How, in today’s complex and uncertain times, can those of us working at the interface between governance and development sustain what the great twentieth century development economist, Albert Hirschman, called “a bias for hope”?
In two recent blog posts (click HERE and HERE), I took stock of the evidence as to the extent of governance improvement between 1998 and 2013 among 65 democratic countries (the large majority of which made their initial transition to democracy subsequent to 1990). The results left me feeling even more skeptical than when I wrote Working with the Grain as to the practical relevance of maximalist “good governance” agendas. We need an alternative approach.
To tease out an alternative, it is useful to begin with the classic three-part tripod for orchestrating change – clarifying the vision, developing a strategy for moving towards the realization of that vision, and delineating step-by-step processes for facilitating implementation.
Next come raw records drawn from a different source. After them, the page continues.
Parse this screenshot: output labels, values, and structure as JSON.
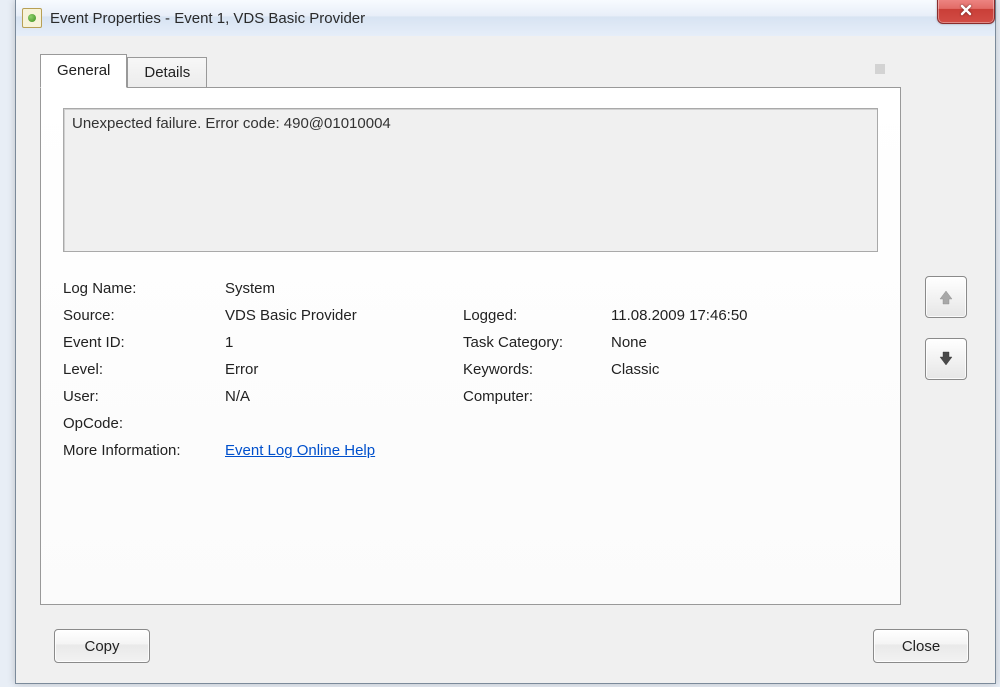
{
  "titlebar": {
    "title": "Event Properties - Event 1, VDS Basic Provider"
  },
  "tabs": {
    "general": "General",
    "details": "Details"
  },
  "description": "Unexpected failure. Error code: 490@01010004",
  "labels": {
    "log_name": "Log Name:",
    "source": "Source:",
    "logged": "Logged:",
    "event_id": "Event ID:",
    "task_category": "Task Category:",
    "level": "Level:",
    "keywords": "Keywords:",
    "user": "User:",
    "computer": "Computer:",
    "opcode": "OpCode:",
    "more_info": "More Information:"
  },
  "values": {
    "log_name": "System",
    "source": "VDS Basic Provider",
    "logged": "11.08.2009 17:46:50",
    "event_id": "1",
    "task_category": "None",
    "level": "Error",
    "keywords": "Classic",
    "user": "N/A",
    "computer": "",
    "opcode": "",
    "more_info_link": "Event Log Online Help"
  },
  "buttons": {
    "copy": "Copy",
    "close": "Close"
  }
}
Using this lens, the classic 'good governance' discourse turns out to be all vision, empty of strategic content, and counterproductive vis-à-vis process.